The Yarn: Obviously your choice of yarn will impact the gauge measurements you achieve. Thicker yarns will have significantly different numbers than thinner yarns. Cotton will produce a different gauge than wool. Even different colors of the same fiber from the same company may produce slightly different gauge calculations depending on the dye content, and potentially, how you work with them. You may work a navy yarn differently than a pale gray for example.
The Tool: We’ve discussed the difference between tools more in depth in this article, but the type of tool you use to create your fabric can impact your gauge. If, for instance, you are using a metal crochet hook, your gauge may be looser because the yarn moves more smoothly across the tool. On the contrary, if you use a set of bamboo knitting needles, your tension may be tighter because the needles are gripping the yarn and you are working a little harder to create the stitches. Weavers, you may see a significant difference between two different styles of shuttle sticks.
Your Hands: Most who crochet or knit are using their hand(s) to create the tension from the yarn ball to the tool in order to create stitches. Weavers are using their hands to move the shuttle through the loom to create their fabric. Tensioning the yarn differently through your fingers, how far the ball is from your hands, how you’re holding the shuttle, needles or hook, or even your mood can all affect how tightly the yarn is being pulled while you work, ultimately changing your gauge.
Your Method: For knit and crochet, there can be a noticeable difference in gauge between working flat and working in the round due to how the stitches are being created and the way the crafter accounts for the weight of the project.

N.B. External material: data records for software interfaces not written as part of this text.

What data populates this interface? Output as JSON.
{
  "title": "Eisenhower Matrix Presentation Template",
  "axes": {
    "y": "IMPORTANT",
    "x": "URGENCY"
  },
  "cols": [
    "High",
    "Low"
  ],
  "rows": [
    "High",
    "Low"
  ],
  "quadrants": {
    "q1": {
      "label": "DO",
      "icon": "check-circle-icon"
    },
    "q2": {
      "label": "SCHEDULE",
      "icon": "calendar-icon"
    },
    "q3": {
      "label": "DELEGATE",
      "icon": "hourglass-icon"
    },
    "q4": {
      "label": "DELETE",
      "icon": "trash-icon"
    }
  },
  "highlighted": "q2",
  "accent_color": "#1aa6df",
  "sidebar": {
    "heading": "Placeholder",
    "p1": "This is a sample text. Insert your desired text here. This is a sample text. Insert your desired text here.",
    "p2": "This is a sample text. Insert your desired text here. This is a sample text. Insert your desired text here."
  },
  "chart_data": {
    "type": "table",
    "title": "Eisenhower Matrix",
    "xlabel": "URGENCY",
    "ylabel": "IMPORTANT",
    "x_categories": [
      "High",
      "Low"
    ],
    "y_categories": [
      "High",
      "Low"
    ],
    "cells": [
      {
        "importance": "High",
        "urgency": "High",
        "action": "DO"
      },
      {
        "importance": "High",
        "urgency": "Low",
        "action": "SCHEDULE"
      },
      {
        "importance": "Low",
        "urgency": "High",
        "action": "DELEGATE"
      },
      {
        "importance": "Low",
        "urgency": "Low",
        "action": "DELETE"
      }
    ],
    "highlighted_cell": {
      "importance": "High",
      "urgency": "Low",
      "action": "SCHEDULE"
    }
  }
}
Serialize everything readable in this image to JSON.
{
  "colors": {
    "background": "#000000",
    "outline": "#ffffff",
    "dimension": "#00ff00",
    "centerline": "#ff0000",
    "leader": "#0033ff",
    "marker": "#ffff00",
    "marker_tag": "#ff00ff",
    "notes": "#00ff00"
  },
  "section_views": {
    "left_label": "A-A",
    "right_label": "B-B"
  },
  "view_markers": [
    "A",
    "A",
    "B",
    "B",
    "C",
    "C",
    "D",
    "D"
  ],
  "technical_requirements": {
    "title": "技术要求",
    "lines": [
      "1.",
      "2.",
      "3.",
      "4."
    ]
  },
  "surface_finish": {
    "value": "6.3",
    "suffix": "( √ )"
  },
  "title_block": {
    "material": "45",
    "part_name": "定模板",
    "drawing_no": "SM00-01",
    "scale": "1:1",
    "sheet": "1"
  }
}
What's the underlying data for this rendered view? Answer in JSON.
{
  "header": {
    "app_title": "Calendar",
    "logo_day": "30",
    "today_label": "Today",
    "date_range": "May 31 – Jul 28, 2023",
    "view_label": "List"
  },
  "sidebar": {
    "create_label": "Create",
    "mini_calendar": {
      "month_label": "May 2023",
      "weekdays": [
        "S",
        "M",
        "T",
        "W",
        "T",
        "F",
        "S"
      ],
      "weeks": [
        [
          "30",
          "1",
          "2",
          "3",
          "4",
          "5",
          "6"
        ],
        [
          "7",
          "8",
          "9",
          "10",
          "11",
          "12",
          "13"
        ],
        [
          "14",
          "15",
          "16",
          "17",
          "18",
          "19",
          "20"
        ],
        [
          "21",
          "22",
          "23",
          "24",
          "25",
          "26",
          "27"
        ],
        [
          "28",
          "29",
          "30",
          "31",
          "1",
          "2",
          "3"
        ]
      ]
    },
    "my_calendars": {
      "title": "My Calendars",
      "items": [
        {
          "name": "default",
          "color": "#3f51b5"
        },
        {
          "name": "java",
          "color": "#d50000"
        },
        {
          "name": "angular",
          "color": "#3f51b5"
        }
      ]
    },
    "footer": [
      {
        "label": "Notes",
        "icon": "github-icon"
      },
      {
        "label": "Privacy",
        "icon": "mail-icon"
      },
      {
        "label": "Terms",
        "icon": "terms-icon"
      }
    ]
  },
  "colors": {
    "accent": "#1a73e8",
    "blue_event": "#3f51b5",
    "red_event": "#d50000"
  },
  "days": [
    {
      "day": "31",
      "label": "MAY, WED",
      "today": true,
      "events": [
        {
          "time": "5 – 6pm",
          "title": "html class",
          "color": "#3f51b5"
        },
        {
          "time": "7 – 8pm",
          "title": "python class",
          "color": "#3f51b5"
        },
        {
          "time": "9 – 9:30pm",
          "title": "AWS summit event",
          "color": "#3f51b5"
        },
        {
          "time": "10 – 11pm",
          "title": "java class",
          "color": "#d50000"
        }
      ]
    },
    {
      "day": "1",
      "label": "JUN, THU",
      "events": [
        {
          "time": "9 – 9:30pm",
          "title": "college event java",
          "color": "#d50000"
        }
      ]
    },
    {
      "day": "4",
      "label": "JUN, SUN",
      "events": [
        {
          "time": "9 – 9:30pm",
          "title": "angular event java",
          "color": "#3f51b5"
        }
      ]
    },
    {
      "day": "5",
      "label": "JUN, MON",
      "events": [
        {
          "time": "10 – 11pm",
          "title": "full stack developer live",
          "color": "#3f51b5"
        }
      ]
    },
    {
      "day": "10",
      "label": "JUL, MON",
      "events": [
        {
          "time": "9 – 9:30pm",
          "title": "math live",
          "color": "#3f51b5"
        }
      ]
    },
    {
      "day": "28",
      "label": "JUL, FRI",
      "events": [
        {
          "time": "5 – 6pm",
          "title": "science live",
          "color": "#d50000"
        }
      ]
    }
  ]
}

Creating your swatch to match the way you’ll knit or crochet the final piece will provide a much more accurate gauge measurement.
For the Weavers
One last note for our weaving friends. Don’t think you get away without swatching! For some projects, gauge may not be as critical as in knitting or crochet, but it is still important to understand how your yarn will work with your loom setup. You may need to adjust warp spacing or avoid beating rows down too much if your gauge isn’t working out as you’d thought or hoped. This is also a great opportunity to see your colors and patterns in action before starting the larger project!
There you have it! Don’t let gauge get you down. Taking the time to do a little math before beginning a project can save you from headaches, hassles and disappointment later on.
We’ve all had projects that haven’t gone according to plan. Let’s share our helpful hints and gauge-gone-wrong stories in the comments below! That way we can empathize and learn together!Sources:
The Principles of Knitting
Vogue Knitting: The Ultimate Knitting Book
A Weaver's Guide to Swatching